The most well-known French spa resort on Lake Geneva, Évian maintains a clinical orderliness that wouldn’t be out of place on the opposite side of the water. Newly renovated, the Thermes Evian Spa offers all manner of treatments, but most people come here just to wallow in the warming, Evian-sourced thermal waters; the entrance fee includes access to the various pools, sauna, jacuzzi, hamam and fitness centre. Just beyond the spa, and elegantly laid out with squares of immaculately mown grass, perfectly clipped hedges and colourful flowerbeds, the waterfront strip is the town’s focal point. Its main promenade is fronted by a quartet of fine belle époque buildings, not least the grand, glazed brick and stone Palais Lumière, built as a pump-room in 1902 and adorned with gorgeous stained-glass windows and Art Nouveau frescoes – today it’s a cultural centre, hosting regular exhibitions. Next door is the town hall, the former summer residence of celebrated photographer Antoine Lumière, while a little further along is the prepossessing theatre building which has been functioning as such since 1885. Completing this showy line-up of buildings, and which no self-respecting spa resort would be without, is the casino (1912), topped by a “Neo-Byzantine” dome and elegant scalloped arcade.

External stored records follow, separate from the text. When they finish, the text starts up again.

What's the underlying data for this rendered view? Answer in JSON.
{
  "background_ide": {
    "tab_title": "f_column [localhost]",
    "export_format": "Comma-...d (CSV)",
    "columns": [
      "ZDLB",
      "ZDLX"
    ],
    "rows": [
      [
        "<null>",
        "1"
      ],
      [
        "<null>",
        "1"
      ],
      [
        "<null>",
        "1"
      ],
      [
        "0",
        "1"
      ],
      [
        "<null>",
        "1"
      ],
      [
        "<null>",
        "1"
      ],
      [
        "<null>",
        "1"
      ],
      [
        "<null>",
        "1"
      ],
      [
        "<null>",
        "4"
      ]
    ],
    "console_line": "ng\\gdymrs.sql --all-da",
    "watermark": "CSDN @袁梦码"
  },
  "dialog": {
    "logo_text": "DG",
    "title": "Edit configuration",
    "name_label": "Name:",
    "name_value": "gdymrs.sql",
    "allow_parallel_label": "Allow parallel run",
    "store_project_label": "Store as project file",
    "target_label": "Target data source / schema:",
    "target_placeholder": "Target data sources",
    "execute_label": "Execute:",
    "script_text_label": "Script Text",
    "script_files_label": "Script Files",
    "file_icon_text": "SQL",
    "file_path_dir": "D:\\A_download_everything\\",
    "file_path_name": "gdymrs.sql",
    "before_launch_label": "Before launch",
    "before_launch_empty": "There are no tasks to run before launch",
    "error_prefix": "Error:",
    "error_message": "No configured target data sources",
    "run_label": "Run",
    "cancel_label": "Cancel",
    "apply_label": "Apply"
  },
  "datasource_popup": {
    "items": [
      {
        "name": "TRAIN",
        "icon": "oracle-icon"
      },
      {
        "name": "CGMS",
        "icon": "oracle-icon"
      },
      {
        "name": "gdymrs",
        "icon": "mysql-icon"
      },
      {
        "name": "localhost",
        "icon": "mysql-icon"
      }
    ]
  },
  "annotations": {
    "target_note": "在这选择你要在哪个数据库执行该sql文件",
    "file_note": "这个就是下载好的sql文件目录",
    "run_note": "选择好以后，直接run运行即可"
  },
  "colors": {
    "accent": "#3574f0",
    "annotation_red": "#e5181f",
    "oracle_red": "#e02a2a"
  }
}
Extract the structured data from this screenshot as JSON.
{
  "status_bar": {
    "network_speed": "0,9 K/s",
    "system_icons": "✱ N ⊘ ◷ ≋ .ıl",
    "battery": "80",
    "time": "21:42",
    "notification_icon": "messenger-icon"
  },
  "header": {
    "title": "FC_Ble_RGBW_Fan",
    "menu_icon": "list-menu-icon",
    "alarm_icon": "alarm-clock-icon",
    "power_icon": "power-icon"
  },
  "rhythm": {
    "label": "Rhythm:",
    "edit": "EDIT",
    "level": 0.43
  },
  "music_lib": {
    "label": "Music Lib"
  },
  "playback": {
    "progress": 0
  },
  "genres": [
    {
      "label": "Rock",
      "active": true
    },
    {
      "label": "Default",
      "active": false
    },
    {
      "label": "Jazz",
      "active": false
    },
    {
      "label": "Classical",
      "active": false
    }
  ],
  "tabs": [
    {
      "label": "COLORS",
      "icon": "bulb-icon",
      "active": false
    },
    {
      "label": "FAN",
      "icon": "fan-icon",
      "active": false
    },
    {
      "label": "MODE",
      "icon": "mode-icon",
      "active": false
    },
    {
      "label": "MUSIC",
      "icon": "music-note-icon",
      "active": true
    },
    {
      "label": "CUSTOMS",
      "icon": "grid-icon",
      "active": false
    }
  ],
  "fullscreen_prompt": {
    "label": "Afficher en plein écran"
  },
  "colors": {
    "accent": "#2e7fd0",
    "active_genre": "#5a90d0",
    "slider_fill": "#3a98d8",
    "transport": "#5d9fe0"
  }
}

Occupying a picture-postcard setting 25km to the west of Évian is the absurdly pretty medieval village of Yvoire, where narrow cobbled lanes lined with artisan shops and chunky stone-built houses slope down to the water’s edge, and every street corner seemingly abounds with colourful flowers. Although the village heaves with day-trippers – notably Japanese – in the summer months, you can still find some peace and quiet. Today the most visible reminder of Yvoire’s medieval past is the old castle along with the two stone gateways, both dating from the fourteenth century.